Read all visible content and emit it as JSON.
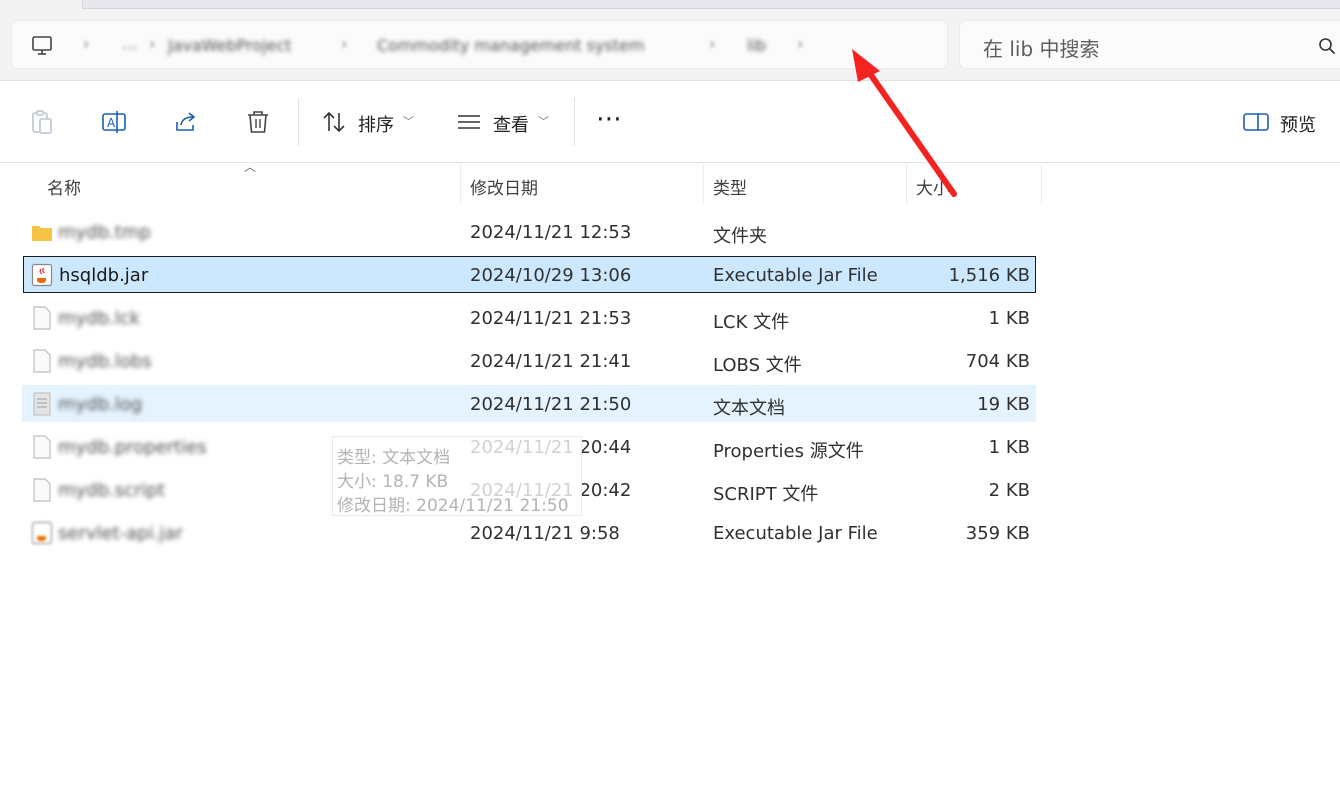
{
  "breadcrumb": {
    "items": [
      "JavaWebProject",
      "Commodity management system",
      "lib"
    ],
    "overflow": "…"
  },
  "search": {
    "text": "在 lib 中搜索"
  },
  "toolbar": {
    "sort_label": "排序",
    "view_label": "查看",
    "more_label": "⋯",
    "preview_label": "预览"
  },
  "columns": {
    "name": "名称",
    "modified": "修改日期",
    "type": "类型",
    "size": "大小"
  },
  "files": [
    {
      "name": "mydb.tmp",
      "modified": "2024/11/21 12:53",
      "type": "文件夹",
      "size": ""
    },
    {
      "name": "hsqldb.jar",
      "modified": "2024/10/29 13:06",
      "type": "Executable Jar File",
      "size": "1,516 KB"
    },
    {
      "name": "mydb.lck",
      "modified": "2024/11/21 21:53",
      "type": "LCK 文件",
      "size": "1 KB"
    },
    {
      "name": "mydb.lobs",
      "modified": "2024/11/21 21:41",
      "type": "LOBS 文件",
      "size": "704 KB"
    },
    {
      "name": "mydb.log",
      "modified": "2024/11/21 21:50",
      "type": "文本文档",
      "size": "19 KB"
    },
    {
      "name": "mydb.properties",
      "modified": "2024/11/21 20:44",
      "type": "Properties 源文件",
      "size": "1 KB"
    },
    {
      "name": "mydb.script",
      "modified": "2024/11/21 20:42",
      "type": "SCRIPT 文件",
      "size": "2 KB"
    },
    {
      "name": "servlet-api.jar",
      "modified": "2024/11/21 9:58",
      "type": "Executable Jar File",
      "size": "359 KB"
    }
  ],
  "tooltip": {
    "type_line": "类型: 文本文档",
    "size_line": "大小: 18.7 KB",
    "date_line": "修改日期: 2024/11/21 21:50"
  },
  "colors": {
    "selection": "#cce8ff",
    "hover": "#e5f3ff",
    "arrow": "#f4231f",
    "folder": "#f6c344"
  }
}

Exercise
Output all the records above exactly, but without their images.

Response area
Read all visible content and emit it as JSON.
{
  "breadcrumb": {
    "items": [
      "JavaWebProject",
      "Commodity management system",
      "lib"
    ],
    "overflow": "…"
  },
  "search": {
    "text": "在 lib 中搜索"
  },
  "toolbar": {
    "sort_label": "排序",
    "view_label": "查看",
    "more_label": "⋯",
    "preview_label": "预览"
  },
  "columns": {
    "name": "名称",
    "modified": "修改日期",
    "type": "类型",
    "size": "大小"
  },
  "files": [
    {
      "name": "mydb.tmp",
      "modified": "2024/11/21 12:53",
      "type": "文件夹",
      "size": ""
    },
    {
      "name": "hsqldb.jar",
      "modified": "2024/10/29 13:06",
      "type": "Executable Jar File",
      "size": "1,516 KB"
    },
    {
      "name": "mydb.lck",
      "modified": "2024/11/21 21:53",
      "type": "LCK 文件",
      "size": "1 KB"
    },
    {
      "name": "mydb.lobs",
      "modified": "2024/11/21 21:41",
      "type": "LOBS 文件",
      "size": "704 KB"
    },
    {
      "name": "mydb.log",
      "modified": "2024/11/21 21:50",
      "type": "文本文档",
      "size": "19 KB"
    },
    {
      "name": "mydb.properties",
      "modified": "2024/11/21 20:44",
      "type": "Properties 源文件",
      "size": "1 KB"
    },
    {
      "name": "mydb.script",
      "modified": "2024/11/21 20:42",
      "type": "SCRIPT 文件",
      "size": "2 KB"
    },
    {
      "name": "servlet-api.jar",
      "modified": "2024/11/21 9:58",
      "type": "Executable Jar File",
      "size": "359 KB"
    }
  ],
  "tooltip": {
    "type_line": "类型: 文本文档",
    "size_line": "大小: 18.7 KB",
    "date_line": "修改日期: 2024/11/21 21:50"
  },
  "colors": {
    "selection": "#cce8ff",
    "hover": "#e5f3ff",
    "arrow": "#f4231f",
    "folder": "#f6c344"
  }
}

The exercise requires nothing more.